▶ **Material for this exercise**:
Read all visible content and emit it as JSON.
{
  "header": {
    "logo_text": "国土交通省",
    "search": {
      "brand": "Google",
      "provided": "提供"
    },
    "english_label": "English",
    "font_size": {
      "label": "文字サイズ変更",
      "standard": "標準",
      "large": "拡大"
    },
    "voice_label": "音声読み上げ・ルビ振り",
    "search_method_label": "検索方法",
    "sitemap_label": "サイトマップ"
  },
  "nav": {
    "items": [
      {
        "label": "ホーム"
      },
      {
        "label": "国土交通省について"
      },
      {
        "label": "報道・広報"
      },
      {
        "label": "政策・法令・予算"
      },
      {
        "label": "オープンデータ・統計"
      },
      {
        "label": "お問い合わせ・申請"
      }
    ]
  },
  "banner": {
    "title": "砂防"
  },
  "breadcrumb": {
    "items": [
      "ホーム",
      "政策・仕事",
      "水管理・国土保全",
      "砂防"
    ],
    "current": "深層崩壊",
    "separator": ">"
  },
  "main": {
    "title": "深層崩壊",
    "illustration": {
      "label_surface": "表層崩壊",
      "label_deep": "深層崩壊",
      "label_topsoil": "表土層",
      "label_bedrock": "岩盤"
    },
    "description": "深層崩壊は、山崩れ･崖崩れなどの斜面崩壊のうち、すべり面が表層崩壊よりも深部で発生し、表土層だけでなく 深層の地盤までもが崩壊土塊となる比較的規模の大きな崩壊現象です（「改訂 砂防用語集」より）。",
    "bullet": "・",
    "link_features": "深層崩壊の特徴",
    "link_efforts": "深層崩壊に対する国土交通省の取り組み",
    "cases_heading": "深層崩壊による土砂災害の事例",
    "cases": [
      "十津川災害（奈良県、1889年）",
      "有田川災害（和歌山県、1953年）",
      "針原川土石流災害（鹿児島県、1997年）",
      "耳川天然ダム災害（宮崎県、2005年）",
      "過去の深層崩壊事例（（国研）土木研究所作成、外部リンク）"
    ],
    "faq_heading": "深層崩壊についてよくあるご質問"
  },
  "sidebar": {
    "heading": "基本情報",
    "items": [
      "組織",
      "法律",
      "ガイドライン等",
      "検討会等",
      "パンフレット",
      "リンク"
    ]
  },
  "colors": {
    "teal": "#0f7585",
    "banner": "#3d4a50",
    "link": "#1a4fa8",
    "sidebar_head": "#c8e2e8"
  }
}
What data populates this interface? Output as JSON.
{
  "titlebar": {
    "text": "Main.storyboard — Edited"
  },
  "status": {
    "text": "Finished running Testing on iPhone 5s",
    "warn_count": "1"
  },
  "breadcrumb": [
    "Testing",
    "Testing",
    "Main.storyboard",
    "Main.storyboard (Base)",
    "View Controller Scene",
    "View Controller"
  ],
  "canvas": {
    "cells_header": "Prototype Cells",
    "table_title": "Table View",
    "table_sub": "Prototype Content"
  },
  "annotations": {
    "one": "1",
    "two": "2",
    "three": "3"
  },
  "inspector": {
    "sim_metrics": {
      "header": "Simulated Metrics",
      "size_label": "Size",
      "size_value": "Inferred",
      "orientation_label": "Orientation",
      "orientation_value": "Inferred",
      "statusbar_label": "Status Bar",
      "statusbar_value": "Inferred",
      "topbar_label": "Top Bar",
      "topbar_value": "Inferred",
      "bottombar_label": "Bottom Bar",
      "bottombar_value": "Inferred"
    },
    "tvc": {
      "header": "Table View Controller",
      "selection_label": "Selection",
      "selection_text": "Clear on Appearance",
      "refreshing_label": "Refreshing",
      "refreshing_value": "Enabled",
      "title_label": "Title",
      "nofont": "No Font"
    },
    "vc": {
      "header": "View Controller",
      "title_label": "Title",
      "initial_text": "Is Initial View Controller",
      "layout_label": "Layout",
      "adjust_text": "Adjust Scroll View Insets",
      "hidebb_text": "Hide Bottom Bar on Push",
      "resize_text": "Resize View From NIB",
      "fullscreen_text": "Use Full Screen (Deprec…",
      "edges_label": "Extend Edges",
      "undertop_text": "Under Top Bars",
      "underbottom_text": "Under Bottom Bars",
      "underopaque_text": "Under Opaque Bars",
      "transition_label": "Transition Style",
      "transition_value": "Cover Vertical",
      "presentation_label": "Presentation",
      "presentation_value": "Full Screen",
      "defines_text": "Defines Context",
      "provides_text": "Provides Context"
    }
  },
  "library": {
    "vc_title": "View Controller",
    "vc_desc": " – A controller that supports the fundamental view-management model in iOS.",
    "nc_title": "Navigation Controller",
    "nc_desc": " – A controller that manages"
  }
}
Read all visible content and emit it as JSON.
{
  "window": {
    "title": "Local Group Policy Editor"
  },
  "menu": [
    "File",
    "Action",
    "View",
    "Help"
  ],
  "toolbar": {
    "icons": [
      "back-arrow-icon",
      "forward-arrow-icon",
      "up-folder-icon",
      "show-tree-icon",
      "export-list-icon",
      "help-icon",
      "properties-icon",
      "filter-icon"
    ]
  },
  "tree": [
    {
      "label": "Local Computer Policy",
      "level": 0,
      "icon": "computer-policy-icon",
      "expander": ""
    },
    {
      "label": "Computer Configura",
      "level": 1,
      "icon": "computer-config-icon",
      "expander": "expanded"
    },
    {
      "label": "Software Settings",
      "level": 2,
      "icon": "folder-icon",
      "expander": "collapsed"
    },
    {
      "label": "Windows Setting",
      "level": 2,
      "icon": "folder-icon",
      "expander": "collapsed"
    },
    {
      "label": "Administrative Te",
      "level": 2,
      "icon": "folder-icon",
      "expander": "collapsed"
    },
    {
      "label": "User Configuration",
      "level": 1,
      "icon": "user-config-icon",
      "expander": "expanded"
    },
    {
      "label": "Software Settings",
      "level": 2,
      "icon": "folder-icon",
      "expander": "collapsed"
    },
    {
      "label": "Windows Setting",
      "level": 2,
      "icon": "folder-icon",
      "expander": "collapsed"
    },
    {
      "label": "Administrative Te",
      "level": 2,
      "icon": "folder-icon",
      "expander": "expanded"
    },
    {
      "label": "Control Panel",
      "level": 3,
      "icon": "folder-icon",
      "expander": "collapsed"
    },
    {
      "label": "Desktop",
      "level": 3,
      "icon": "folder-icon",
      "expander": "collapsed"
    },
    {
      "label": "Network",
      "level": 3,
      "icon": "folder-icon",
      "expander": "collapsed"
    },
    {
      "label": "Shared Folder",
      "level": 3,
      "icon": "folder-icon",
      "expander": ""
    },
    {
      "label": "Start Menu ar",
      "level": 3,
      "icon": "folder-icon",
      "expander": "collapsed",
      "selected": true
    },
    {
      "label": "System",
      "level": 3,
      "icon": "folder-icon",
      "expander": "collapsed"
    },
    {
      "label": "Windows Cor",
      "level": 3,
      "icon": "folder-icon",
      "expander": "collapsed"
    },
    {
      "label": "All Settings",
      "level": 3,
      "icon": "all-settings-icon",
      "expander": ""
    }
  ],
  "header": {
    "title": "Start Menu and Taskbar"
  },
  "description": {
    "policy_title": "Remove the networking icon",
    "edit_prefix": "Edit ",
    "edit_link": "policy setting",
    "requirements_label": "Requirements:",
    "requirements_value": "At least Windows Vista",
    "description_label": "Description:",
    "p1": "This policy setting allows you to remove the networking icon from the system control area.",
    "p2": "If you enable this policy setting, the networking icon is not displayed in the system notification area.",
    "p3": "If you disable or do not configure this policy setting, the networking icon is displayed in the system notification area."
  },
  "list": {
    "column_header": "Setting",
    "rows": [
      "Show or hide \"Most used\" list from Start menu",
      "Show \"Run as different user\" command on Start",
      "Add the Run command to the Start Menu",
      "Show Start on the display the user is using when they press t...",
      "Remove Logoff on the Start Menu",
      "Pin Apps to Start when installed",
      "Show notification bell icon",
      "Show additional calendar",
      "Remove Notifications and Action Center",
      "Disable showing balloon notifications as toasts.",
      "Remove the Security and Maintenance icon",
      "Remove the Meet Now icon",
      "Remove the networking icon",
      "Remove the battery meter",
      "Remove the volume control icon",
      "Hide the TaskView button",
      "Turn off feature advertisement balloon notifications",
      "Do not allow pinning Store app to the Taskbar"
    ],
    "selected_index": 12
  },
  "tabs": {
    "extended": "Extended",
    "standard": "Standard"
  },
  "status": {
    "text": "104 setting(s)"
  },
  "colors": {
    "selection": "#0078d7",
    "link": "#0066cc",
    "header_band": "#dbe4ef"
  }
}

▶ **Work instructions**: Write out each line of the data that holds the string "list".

▶ **Task output**:
      "export-list-icon",
  "list": {
      "Show or hide \"Most used\" list from Start menu",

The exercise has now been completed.